The Privacy Commissioner has said the Registration and Electoral Office (REO) contravened privacy rules after it lost an election computer containing the personal information of all voters. It has demanded improvements. The commissioner’s office launched an investigation after two computers were lost from a backup polling station for the chief executive election in March. It was discovered a day after the election that the two machines had disappeared from a locked room, despite there being no sign of a break-in. One of the lost computers contained the names, addresses, and the identity card numbers – considered private information – of all 3.78 million Hong Kong voters. The data was stored in an encrypted format and did not include telephone numbers and voting records.
Italian voters have rejected the populist 5-Star Movement in mayoral elections, favoring established center-left and center-right tickets, but its leader vowed Monday to press on until national power is achieved. With a majority of ballots counted from elections a day earlier in some 1,000 small cities and towns, the 5-Star Movement had imploded in all big races, including in Genoa, home of its leader and founder, comic Beppe Grillo. Voters thrashed the anti-euro movement, which bills itself as anti-establishment since supporters’ online selections generally determine their slate of candidates.
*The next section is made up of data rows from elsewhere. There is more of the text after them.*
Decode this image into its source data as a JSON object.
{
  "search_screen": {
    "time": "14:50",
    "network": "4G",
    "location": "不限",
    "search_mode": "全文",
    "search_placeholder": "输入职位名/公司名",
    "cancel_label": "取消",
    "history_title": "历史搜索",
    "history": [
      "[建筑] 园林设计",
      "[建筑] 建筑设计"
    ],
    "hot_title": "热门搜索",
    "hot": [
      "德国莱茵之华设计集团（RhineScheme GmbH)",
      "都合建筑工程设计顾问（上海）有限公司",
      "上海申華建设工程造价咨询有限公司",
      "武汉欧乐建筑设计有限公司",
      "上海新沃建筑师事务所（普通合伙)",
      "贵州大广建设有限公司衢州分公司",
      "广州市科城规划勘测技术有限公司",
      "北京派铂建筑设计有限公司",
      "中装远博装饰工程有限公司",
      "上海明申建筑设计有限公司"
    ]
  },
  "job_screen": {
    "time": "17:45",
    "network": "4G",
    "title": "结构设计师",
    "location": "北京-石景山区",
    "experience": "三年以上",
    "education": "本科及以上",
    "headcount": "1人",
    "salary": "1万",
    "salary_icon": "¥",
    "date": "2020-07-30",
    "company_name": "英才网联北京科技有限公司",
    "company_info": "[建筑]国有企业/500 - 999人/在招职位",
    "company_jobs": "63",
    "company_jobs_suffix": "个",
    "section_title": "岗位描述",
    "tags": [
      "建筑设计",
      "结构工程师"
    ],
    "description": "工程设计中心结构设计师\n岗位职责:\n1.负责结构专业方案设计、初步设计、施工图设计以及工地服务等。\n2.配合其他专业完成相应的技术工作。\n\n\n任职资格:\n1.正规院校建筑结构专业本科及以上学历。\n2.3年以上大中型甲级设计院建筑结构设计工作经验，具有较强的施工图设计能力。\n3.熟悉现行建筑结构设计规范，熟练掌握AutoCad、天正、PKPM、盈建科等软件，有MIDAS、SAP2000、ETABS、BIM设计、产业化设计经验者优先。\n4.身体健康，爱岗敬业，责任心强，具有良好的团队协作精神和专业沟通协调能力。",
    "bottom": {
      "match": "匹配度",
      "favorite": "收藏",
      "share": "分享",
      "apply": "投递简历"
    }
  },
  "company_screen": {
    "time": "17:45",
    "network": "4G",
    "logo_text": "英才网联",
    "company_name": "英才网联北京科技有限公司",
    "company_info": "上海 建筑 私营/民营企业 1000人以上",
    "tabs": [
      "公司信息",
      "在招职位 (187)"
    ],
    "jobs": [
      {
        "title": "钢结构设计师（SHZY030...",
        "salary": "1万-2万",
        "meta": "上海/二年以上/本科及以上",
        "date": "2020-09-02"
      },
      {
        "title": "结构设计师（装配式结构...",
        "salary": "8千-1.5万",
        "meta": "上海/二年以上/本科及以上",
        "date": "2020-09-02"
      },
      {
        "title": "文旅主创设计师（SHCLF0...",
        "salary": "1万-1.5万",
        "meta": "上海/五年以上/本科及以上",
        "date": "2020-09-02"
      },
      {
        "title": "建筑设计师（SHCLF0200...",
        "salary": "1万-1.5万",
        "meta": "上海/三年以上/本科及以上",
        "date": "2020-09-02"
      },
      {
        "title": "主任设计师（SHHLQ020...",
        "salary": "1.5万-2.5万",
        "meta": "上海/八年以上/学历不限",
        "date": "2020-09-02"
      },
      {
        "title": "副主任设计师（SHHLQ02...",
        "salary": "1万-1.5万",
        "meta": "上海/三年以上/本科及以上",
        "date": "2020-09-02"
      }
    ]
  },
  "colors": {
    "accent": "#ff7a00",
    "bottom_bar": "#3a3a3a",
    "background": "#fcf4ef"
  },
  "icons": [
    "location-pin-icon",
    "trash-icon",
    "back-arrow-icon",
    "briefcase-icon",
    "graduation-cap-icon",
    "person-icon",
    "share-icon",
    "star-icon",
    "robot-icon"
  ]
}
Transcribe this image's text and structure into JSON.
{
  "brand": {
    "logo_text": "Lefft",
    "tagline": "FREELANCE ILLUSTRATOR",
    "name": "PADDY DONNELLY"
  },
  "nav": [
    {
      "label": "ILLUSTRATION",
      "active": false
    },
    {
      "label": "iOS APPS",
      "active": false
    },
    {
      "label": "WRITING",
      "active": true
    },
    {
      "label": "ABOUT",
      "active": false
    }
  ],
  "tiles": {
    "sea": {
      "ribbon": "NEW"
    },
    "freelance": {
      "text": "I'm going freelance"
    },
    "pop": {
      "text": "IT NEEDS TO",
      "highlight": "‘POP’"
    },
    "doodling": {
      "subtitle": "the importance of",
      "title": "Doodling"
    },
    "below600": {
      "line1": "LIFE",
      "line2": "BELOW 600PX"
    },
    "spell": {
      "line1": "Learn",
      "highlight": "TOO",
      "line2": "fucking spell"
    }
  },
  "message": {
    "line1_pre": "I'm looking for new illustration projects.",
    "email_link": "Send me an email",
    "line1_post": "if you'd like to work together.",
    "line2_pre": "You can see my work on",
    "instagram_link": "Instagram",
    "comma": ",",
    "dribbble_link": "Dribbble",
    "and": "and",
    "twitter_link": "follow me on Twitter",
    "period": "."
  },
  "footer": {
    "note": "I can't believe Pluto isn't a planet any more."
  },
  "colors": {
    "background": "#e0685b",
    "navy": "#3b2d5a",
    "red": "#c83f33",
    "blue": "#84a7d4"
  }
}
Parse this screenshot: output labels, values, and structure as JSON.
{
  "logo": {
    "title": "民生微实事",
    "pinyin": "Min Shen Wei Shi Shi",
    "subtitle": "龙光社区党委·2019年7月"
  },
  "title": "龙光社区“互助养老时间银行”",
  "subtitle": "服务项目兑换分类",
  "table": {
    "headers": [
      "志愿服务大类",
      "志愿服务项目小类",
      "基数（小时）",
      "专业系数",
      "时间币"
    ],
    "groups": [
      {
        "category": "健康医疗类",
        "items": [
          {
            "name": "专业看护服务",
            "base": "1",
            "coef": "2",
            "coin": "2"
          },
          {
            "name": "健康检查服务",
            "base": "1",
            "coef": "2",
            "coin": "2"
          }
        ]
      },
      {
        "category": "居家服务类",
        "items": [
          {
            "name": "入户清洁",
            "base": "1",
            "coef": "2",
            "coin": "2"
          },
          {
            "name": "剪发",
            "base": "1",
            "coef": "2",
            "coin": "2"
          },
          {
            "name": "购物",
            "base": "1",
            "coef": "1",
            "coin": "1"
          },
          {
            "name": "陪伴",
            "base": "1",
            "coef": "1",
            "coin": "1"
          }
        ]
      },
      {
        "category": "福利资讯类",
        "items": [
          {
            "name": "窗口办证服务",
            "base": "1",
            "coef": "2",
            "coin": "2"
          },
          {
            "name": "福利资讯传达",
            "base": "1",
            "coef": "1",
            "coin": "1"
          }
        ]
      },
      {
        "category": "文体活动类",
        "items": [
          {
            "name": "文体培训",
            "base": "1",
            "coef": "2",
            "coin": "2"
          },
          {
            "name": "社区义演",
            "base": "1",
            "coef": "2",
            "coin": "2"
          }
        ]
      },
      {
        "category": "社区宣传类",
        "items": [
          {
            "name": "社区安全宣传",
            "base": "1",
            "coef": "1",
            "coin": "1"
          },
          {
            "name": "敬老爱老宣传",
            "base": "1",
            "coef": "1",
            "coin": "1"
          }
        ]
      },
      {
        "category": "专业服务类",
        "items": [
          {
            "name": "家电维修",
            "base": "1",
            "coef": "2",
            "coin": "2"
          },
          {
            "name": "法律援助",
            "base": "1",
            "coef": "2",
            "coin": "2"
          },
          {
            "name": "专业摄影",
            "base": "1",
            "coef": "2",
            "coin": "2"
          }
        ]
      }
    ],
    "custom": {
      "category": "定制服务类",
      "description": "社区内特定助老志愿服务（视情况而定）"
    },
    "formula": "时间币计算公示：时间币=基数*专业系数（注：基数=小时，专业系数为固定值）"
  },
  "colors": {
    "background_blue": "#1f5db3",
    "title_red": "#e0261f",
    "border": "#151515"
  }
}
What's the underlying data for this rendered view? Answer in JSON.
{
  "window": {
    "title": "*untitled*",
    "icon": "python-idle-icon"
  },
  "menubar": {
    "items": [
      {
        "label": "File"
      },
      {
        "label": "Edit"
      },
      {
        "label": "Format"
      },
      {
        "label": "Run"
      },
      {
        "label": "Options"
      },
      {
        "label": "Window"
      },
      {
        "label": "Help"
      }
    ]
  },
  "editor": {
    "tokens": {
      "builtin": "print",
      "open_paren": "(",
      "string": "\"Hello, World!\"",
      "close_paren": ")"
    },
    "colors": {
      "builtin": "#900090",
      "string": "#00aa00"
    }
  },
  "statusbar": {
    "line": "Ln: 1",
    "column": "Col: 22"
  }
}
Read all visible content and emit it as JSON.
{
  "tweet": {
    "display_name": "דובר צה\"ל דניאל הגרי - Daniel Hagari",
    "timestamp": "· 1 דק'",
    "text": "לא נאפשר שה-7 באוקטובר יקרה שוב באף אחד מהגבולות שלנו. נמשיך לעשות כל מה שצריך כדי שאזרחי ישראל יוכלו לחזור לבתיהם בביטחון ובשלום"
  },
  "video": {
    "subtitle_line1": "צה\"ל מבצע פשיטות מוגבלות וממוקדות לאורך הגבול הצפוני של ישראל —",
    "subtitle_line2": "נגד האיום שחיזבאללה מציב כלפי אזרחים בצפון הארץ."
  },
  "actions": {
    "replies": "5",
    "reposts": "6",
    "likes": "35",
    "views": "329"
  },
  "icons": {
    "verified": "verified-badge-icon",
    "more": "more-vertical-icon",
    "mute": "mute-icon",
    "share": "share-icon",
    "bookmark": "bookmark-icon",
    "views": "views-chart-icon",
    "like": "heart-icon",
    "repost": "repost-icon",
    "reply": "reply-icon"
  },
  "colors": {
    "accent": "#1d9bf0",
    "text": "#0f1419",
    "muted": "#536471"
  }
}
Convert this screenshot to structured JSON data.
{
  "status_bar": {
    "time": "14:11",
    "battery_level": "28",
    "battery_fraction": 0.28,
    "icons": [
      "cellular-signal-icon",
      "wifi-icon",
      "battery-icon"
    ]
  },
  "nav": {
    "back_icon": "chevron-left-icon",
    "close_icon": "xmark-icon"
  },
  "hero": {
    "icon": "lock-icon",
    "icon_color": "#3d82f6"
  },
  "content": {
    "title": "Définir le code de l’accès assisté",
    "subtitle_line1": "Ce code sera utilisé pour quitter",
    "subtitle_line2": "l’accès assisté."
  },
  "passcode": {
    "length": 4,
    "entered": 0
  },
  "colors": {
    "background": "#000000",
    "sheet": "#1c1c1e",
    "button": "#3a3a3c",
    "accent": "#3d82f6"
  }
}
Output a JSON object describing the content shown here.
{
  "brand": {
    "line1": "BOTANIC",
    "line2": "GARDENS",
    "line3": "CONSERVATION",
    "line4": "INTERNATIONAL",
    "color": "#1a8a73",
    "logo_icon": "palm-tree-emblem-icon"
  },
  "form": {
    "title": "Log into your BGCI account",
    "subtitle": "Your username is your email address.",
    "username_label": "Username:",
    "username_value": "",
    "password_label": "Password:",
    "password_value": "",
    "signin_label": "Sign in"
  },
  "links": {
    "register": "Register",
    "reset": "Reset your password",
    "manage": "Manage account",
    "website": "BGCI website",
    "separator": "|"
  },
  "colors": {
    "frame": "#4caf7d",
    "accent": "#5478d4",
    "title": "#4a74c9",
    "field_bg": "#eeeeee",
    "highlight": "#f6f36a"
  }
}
The coalition of former ethnic Albanian rebel commanders won the most votes Sunday in Kosovo’s general election, which also saw a surge in popularity for a nationalist party, according to preliminary results. The ex-rebels came in first with around 35 percent of the vote. The nationalist Self-Determination Movement was neck-and-neck with the coalition led by former Prime Minister Isa Mustafa, which had around 26 percent each after the counting of about 70 percent of the votes, according to Democracy in Action, a monitoring group. No group can govern alone and coalitions will be likely.
Prime Minister Saad Hariri announced Monday that Lebanon would have a new vote law by Wednesday despite remaining obstacles that could unravel the agreement reached by the country’s top leaders to avert a parliamentary vacuum and clear the way for holding the first elections since 2009. He also said that neither he nor the Future Movement would run the elections under the disputed 1960 majoritarian law used in the last parliamentary elections.
More than 1,000 protesters were detained across Russia on Monday after the opposition leader Alexei Navalny raised the stakes in his battle with the Kremlin by calling on Muscovites to gatecrash a historical re-enactment fair being held on the Russian capital’s central street. As the president, Vladimir Putin, spoke of national unity at a ceremony in the Kremlin, a few hundred metres away on Tverskaya Street cordons of riot police moved against protesters.